» Available data
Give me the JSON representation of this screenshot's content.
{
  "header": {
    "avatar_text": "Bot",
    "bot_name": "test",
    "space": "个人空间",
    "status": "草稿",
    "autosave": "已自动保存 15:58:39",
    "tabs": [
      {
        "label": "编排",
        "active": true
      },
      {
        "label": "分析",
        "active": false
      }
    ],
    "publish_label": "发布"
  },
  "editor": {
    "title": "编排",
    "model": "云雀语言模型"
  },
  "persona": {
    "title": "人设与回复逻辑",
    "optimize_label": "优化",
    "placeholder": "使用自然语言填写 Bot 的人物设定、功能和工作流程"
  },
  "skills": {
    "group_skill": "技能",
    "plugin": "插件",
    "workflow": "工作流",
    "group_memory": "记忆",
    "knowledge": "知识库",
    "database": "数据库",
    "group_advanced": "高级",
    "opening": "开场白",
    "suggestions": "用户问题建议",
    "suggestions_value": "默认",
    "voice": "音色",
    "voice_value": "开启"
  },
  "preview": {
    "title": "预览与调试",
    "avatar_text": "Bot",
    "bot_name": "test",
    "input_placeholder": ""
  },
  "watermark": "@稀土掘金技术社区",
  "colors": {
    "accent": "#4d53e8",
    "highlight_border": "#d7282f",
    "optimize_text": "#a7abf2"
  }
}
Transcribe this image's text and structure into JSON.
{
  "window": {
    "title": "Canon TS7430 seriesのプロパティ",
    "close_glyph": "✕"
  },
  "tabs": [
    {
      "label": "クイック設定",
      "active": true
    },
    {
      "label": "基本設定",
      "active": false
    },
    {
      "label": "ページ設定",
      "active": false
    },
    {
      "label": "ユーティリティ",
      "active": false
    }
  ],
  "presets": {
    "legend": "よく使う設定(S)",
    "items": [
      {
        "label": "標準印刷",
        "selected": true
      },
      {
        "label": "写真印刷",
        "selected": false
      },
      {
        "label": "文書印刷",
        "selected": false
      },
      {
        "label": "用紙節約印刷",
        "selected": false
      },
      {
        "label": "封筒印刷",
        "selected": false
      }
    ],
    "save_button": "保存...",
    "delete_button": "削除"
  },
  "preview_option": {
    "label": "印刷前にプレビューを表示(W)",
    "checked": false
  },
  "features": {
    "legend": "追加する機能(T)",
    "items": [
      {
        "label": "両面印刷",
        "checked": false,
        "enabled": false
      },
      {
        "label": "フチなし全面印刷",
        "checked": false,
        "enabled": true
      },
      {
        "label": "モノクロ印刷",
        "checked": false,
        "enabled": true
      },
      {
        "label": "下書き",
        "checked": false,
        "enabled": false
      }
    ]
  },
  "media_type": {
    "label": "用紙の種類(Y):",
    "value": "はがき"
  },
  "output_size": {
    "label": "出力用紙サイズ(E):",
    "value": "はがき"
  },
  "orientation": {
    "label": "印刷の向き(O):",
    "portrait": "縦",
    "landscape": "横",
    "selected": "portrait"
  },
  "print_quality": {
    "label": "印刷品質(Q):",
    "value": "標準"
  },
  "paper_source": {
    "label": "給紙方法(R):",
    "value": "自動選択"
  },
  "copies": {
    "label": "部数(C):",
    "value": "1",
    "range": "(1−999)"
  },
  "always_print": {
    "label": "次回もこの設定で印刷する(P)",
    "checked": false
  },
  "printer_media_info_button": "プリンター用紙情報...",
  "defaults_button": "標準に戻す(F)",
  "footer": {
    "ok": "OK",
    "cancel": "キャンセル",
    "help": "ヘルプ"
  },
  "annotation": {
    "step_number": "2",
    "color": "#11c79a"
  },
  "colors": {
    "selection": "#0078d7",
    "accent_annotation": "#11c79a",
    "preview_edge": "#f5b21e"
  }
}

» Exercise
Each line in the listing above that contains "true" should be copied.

» Reply to the task
        "active": true
      "active": true
        "selected": true
        "enabled": true
        "enabled": true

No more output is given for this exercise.